With only a pistol and his magic white shirt to his credit, the scruffy, superstitious Mud captivates Ellis, who brings him food and teases out Mud's story--on the run after killing a man in defense of his true love, whom he'll rendezvous with soon. Enamored of his own first love, disillusioned with his bickering parents, Ellis yearns for Mud's apparently idyllic love even as he struggles with his own affection.
Anchored in Ellis' point of view, "Mud" takes what could easily have been a trite, lackluster story and finds the human connections amidst the real-world relationships. Writer/director Jeff Nichols presents the sobering experiences in an unusual way; namely, he appreciates the intelligence of these teenage boys. They exhibit a sense of humor, support each other, evaluate the situation and their own motives.

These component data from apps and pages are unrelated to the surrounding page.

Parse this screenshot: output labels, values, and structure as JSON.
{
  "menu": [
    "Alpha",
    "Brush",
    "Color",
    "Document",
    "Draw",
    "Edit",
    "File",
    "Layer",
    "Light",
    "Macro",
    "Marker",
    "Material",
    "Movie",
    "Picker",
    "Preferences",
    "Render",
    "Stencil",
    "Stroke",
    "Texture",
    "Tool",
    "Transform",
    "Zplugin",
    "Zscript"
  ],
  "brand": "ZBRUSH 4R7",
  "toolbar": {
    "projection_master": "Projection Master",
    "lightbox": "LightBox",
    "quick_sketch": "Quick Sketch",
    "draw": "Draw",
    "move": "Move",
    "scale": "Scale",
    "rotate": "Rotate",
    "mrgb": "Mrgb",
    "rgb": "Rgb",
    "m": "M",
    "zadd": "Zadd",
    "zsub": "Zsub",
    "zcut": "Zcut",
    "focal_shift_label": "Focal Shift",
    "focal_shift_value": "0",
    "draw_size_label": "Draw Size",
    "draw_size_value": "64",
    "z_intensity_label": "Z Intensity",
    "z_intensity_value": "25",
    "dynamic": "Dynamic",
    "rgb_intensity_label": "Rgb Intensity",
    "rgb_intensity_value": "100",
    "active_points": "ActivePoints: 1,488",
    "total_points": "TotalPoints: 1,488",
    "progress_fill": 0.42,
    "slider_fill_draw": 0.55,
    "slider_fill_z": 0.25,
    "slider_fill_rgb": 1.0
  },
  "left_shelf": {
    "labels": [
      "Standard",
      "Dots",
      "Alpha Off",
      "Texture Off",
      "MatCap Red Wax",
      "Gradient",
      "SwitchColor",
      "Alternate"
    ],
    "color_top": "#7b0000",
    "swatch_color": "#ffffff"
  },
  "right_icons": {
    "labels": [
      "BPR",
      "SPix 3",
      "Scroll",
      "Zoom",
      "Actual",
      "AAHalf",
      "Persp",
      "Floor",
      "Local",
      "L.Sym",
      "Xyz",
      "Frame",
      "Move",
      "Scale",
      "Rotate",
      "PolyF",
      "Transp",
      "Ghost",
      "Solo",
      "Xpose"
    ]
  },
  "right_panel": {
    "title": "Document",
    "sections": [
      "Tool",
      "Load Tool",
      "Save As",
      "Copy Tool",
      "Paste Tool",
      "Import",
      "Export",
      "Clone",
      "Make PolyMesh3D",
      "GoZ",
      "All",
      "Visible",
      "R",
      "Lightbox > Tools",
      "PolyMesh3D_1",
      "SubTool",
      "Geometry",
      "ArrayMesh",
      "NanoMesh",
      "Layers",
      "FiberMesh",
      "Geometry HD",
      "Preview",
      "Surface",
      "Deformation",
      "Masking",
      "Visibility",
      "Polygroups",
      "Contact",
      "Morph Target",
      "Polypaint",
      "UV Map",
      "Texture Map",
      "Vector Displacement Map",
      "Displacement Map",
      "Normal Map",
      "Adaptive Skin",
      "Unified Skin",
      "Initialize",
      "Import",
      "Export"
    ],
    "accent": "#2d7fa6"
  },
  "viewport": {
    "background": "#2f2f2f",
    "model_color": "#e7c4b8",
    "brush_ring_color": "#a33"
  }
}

In other words, they're much more than the usual Hollywood cardboard cutouts, and the story is enriched by this.
As a filmmaker, Nichols says that movement inspires him. His numerous steadicam shots sweep forward over the river, explore the island's terrain, and identify with characters during action. We're drawn in, watch and learn with Ellis as our surrogate. And as Ellis, Tye Sheridan has an enviable presence. He holds the camera eye, still, thoughtful, emotionally sympathetic. As Mud, Matthew McConaughey proves again that he embraces unusual, unflattering roles, sinking his teeth into the offbeat character. Other secondary characters played by Reese Witherspoon (largely undeveloped), Sam Shepard, and Michael Shannon lend solid support.
The sound nicely stays out of the way of the story and the locations contribute important mood and texture. Though its ending felt false in light of the rest of the film, "Mud" remains much more interesting than Hollywood blockbusters, more video games than complex stories. "Mud" has characters and heart and makes a powerful statement about love idealized, lost, fought for, and deserved. At a Landmark Theatre.